- Opening Delimiter -

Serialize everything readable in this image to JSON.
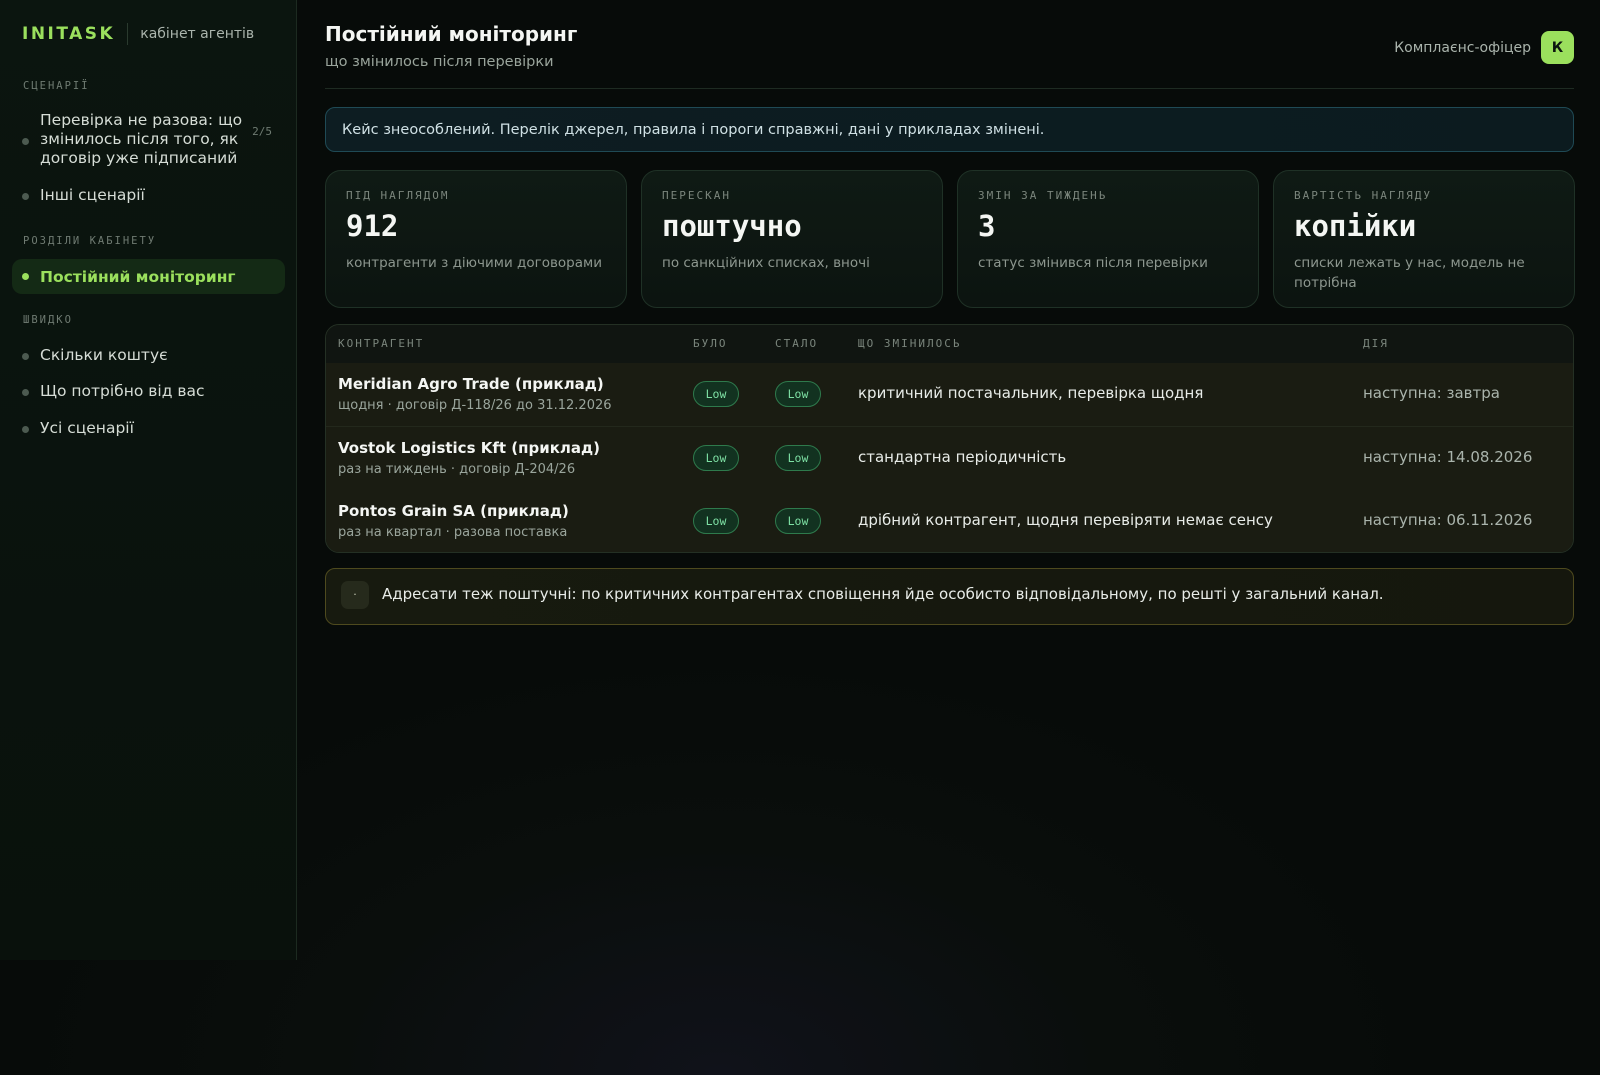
{
  "brand": {
    "logo": "INITASK",
    "subtitle": "кабінет агентів"
  },
  "sidebar": {
    "sections": [
      {
        "title": "СЦЕНАРІЇ"
      },
      {
        "title": "РОЗДІЛИ КАБІНЕТУ"
      },
      {
        "title": "ШВИДКО"
      }
    ],
    "scenario_main": {
      "lines": [
        "Перевірка не разова: що",
        "змінилось після того, як",
        "договір уже підписаний"
      ],
      "count": "2/5"
    },
    "scenario_other": "Інші сценарії",
    "active_section": "Постійний моніторинг",
    "quick": [
      "Скільки коштує",
      "Що потрібно від вас",
      "Усі сценарії"
    ]
  },
  "header": {
    "title": "Постійний моніторинг",
    "subtitle": "що змінилось після перевірки",
    "user_role": "Комплаєнс-офіцер",
    "avatar": "К"
  },
  "notice": "Кейс знеособлений. Перелік джерел, правила і пороги справжні, дані у прикладах змінені.",
  "stats": [
    {
      "label": "ПІД НАГЛЯДОМ",
      "value": "912",
      "desc": "контрагенти з діючими договорами"
    },
    {
      "label": "ПЕРЕСКАН",
      "value": "поштучно",
      "desc": "по санкційних списках, вночі"
    },
    {
      "label": "ЗМІН ЗА ТИЖДЕНЬ",
      "value": "3",
      "desc": "статус змінився після перевірки"
    },
    {
      "label": "ВАРТІСТЬ НАГЛЯДУ",
      "value": "копійки",
      "desc": "списки лежать у нас, модель не потрібна"
    }
  ],
  "table": {
    "headers": {
      "counterparty": "КОНТРАГЕНТ",
      "was": "БУЛО",
      "now": "СТАЛО",
      "changed": "ЩО ЗМІНИЛОСЬ",
      "action": "ДІЯ"
    },
    "rows": [
      {
        "name": "Meridian Agro Trade (приклад)",
        "meta": "щодня · договір Д-118/26 до 31.12.2026",
        "was": "Low",
        "now": "Low",
        "changed": "критичний постачальник, перевірка щодня",
        "action": "наступна: завтра"
      },
      {
        "name": "Vostok Logistics Kft (приклад)",
        "meta": "раз на тиждень · договір Д-204/26",
        "was": "Low",
        "now": "Low",
        "changed": "стандартна періодичність",
        "action": "наступна: 14.08.2026"
      },
      {
        "name": "Pontos Grain SA (приклад)",
        "meta": "раз на квартал · разова поставка",
        "was": "Low",
        "now": "Low",
        "changed": "дрібний контрагент, щодня перевіряти немає сенсу",
        "action": "наступна: 06.11.2026"
      }
    ]
  },
  "footnote": {
    "icon": "·",
    "text": "Адресати теж поштучні: по критичних контрагентах сповіщення йде особисто відповідальному, по решті у загальний канал."
  }
}
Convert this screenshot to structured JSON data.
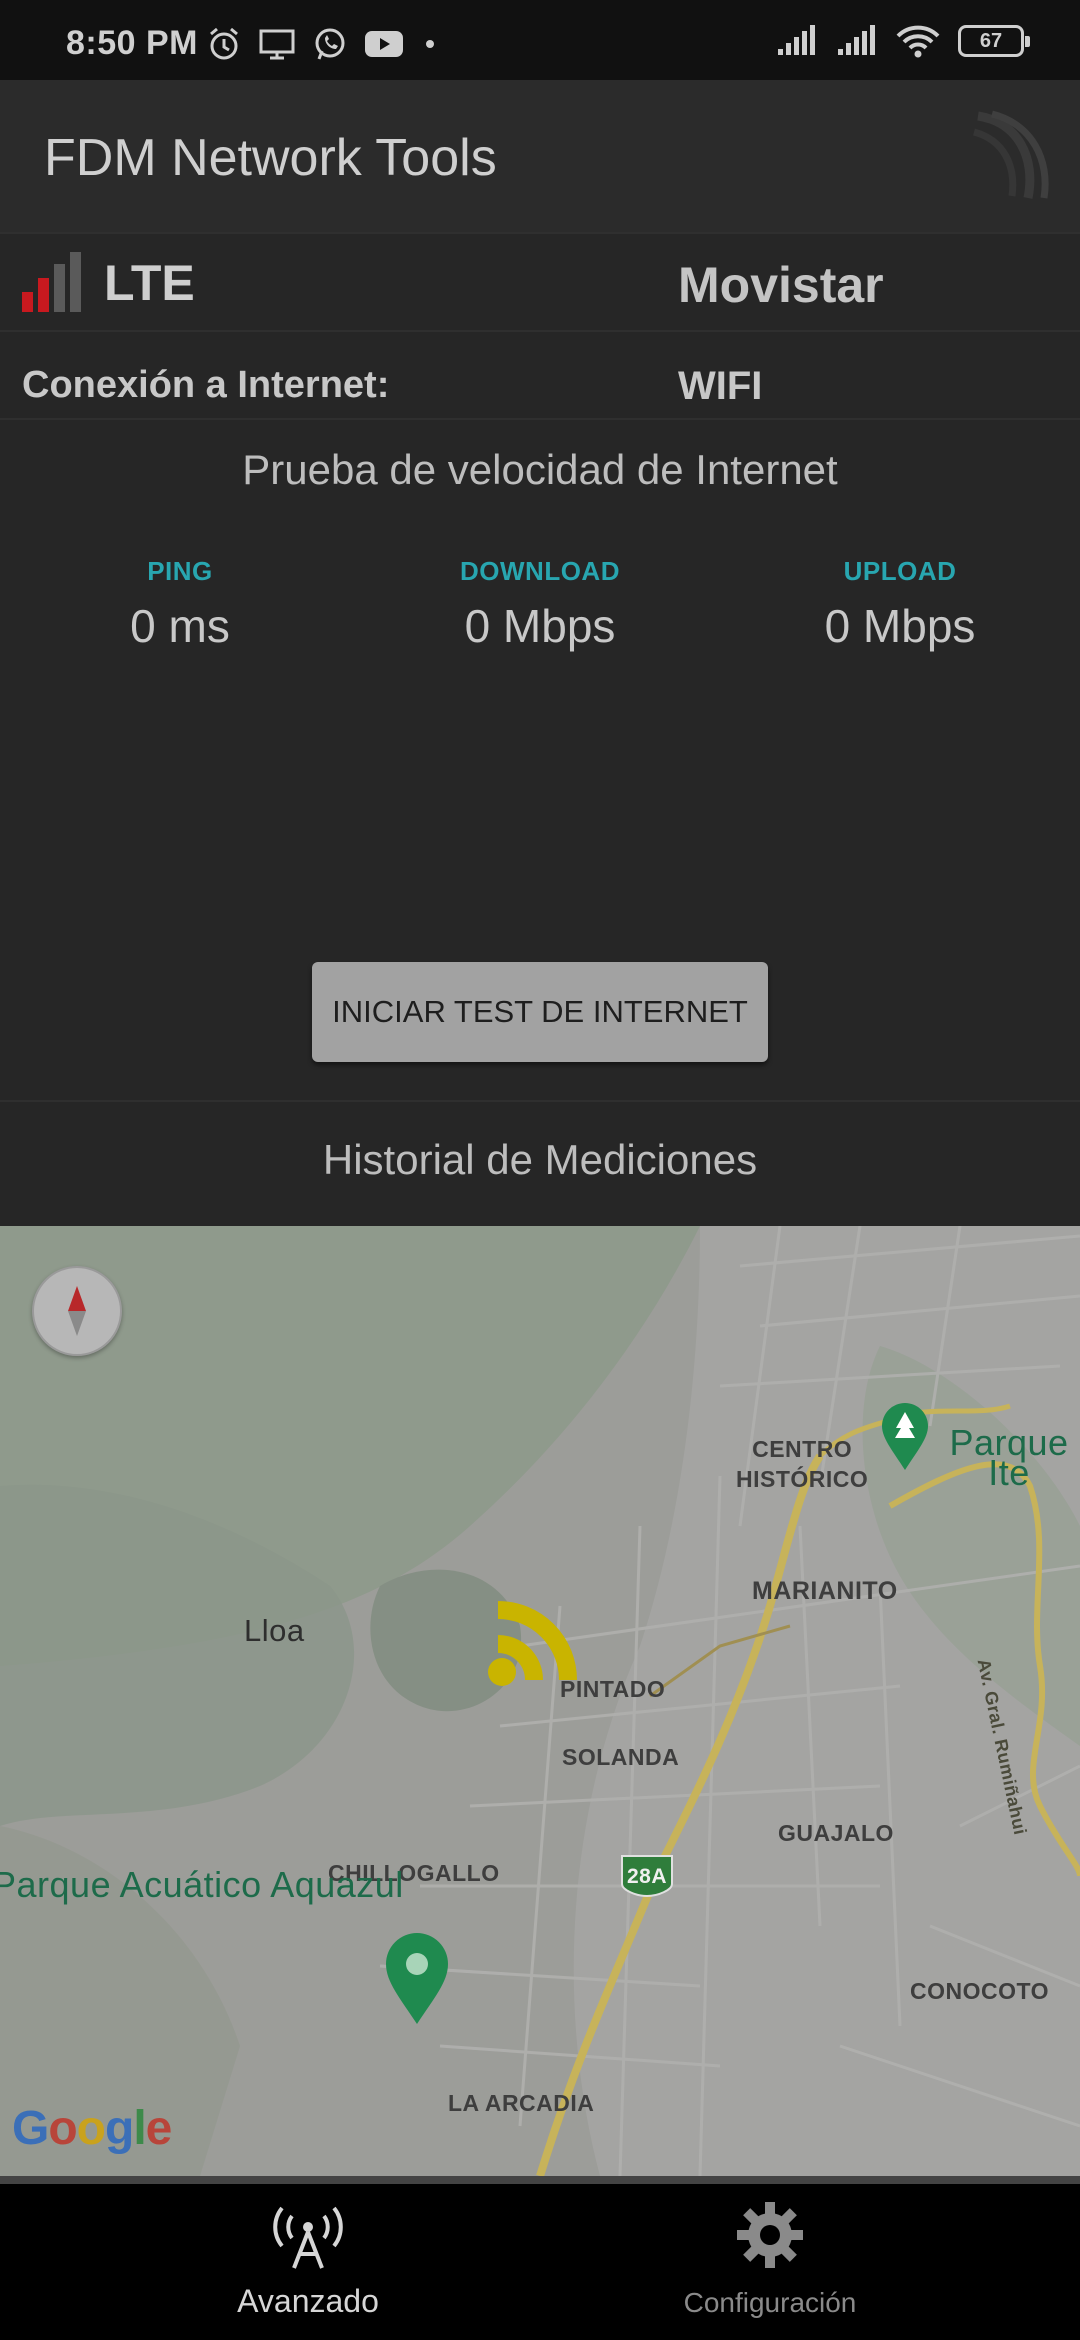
{
  "status_bar": {
    "time": "8:50 PM",
    "battery": "67",
    "icons_left": [
      "alarm-icon",
      "monitor-icon",
      "whatsapp-icon",
      "youtube-icon",
      "dot-icon"
    ],
    "icons_right": [
      "signal-icon",
      "signal-icon",
      "wifi-icon",
      "battery-icon"
    ]
  },
  "app_bar": {
    "title": "FDM Network Tools"
  },
  "network": {
    "technology": "LTE",
    "operator": "Movistar",
    "signal_level": 2,
    "signal_color": "#c8191f"
  },
  "connection": {
    "label": "Conexión a Internet:",
    "value": "WIFI"
  },
  "speed_test": {
    "title": "Prueba de velocidad de Internet",
    "ping": {
      "label": "PING",
      "value": "0 ms"
    },
    "download": {
      "label": "DOWNLOAD",
      "value": "0 Mbps"
    },
    "upload": {
      "label": "UPLOAD",
      "value": "0 Mbps"
    },
    "accent": "#28a6b0",
    "button_label": "INICIAR TEST DE INTERNET"
  },
  "history": {
    "label": "Historial de Mediciones"
  },
  "map": {
    "labels": {
      "centro_1": "CENTRO",
      "centro_2": "HISTÓRICO",
      "parque_ite": "Parque Ite",
      "marianito": "MARIANITO",
      "lloa": "Lloa",
      "pintado": "PINTADO",
      "solanda": "SOLANDA",
      "guajalo": "GUAJALO",
      "chillogallo": "CHILLOGALLO",
      "aquazul": "Parque Acuático Aquazul",
      "route": "28A",
      "conocoto": "CONOCOTO",
      "la_arcadia": "LA ARCADIA",
      "av_gral": "Av. Gral. Rumiñahui"
    },
    "google_logo": "Google",
    "marker_color": "#c9b400"
  },
  "bottom_nav": {
    "items": [
      {
        "label": "Avanzado",
        "icon": "antenna-icon",
        "active": true
      },
      {
        "label": "Configuración",
        "icon": "gear-icon",
        "active": false
      }
    ]
  }
}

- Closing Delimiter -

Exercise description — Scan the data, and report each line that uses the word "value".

Response to this task —
      "value": "912",
      "value": "поштучно",
      "value": "3",
      "value": "копійки",
    "value": "WIFI"
      "value": "0 ms"
      "value": "0 Mbps"
      "value": "0 Mbps"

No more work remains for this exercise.